ANSWER: Herpes viruses are a group of common viruses that share several traits, one of which is that they all stay dormant in the body and may cause recurrences in times of stress. Herpes simplex 1 causes an outbreak of cold sores: These often come out when people are ill or stressed. Herpes simplex 2 usually causes genital lesions. About 20 percent of adults in the U. S. are positive for HSV-2; many or even most of them don’t know they have it. Once you acquire HSV-2, it stays in your body forever, and may (or may not) cause recurrent disease, which most commonly looks like a clear, fluid-filled blister. These are very infectious, but it is possible to transmit the virus even when there are no symptoms.
It is possible that you acquired the condition 30 or more years ago. The test isn’t able to tell how long you’ve had it.
The booklet on herpes and genital warts explains these two common infections in detail. Readers can obtain a copy by writing: Dr. Donohue — No. 1202W, Box 536475, Orlando, FL 32853- 6475. Enclose a check or money order (no cash) for $4.75 with the recipient’s printed name and address.
DEAR DR. DONOHUE: My husband tells me I have bad breath.

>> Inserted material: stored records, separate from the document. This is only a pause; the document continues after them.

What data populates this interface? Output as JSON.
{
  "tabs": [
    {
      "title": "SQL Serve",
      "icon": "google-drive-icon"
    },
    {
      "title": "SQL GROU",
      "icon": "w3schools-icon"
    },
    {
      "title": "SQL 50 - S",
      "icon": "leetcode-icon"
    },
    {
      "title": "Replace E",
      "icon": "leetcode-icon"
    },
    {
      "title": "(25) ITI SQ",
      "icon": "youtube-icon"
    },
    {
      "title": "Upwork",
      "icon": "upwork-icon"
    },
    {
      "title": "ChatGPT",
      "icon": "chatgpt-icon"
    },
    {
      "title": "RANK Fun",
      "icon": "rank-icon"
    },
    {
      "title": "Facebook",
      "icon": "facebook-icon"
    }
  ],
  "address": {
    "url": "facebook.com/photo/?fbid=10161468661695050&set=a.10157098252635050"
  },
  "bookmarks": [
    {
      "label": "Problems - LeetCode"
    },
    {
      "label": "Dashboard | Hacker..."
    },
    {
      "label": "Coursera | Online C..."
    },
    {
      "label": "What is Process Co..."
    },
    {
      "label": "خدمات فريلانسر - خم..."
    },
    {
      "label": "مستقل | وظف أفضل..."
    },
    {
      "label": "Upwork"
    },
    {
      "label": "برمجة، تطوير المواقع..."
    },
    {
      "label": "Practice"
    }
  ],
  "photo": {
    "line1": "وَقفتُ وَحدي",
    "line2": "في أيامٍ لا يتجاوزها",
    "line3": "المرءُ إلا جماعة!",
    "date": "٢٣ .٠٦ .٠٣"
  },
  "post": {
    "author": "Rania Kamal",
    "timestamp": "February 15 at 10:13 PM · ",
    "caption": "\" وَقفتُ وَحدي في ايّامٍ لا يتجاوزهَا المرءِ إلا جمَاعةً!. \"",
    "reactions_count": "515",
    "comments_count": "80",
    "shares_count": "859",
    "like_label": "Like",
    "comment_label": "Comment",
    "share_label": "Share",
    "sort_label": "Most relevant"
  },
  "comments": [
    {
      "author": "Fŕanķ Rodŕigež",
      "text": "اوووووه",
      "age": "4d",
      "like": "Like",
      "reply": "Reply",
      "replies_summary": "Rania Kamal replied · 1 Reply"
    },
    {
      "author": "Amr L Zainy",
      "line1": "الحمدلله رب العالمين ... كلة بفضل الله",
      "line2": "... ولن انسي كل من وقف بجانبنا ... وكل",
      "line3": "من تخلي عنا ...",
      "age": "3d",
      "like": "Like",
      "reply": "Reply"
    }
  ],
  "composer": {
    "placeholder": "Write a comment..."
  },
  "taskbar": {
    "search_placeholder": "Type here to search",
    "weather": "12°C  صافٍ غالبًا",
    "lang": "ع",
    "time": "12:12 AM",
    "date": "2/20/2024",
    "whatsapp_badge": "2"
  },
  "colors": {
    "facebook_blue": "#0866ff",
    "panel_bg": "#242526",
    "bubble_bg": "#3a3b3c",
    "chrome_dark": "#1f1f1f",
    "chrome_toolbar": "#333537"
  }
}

I have seen my dentist and done all the things I was told to do, but there hasn’t been any improvement. I have tried many mouthwashes, without success. What more can I do? — W.B.
ANSWER: You were right in starting out with your dentist. When no oral conditions are found that produce bad breath, then the most likely cause is mouth bacteria that produce odoriferous, sulfur compounds. Let me repeat what your dentists told you for the sake of others. Brush after every meal, and brush your tongue as far back as you can. You might want to get a tongue scraper for the backmost part of the tongue. That’s where the sulfur-producing bacteria live. Keep your mouth moist by drinking water or chewing sugar-free gum.
Products containing zinc have been sold since the 1970s and have gotten mixed reviews for their effect on halitosis.
©2013 North America Synd.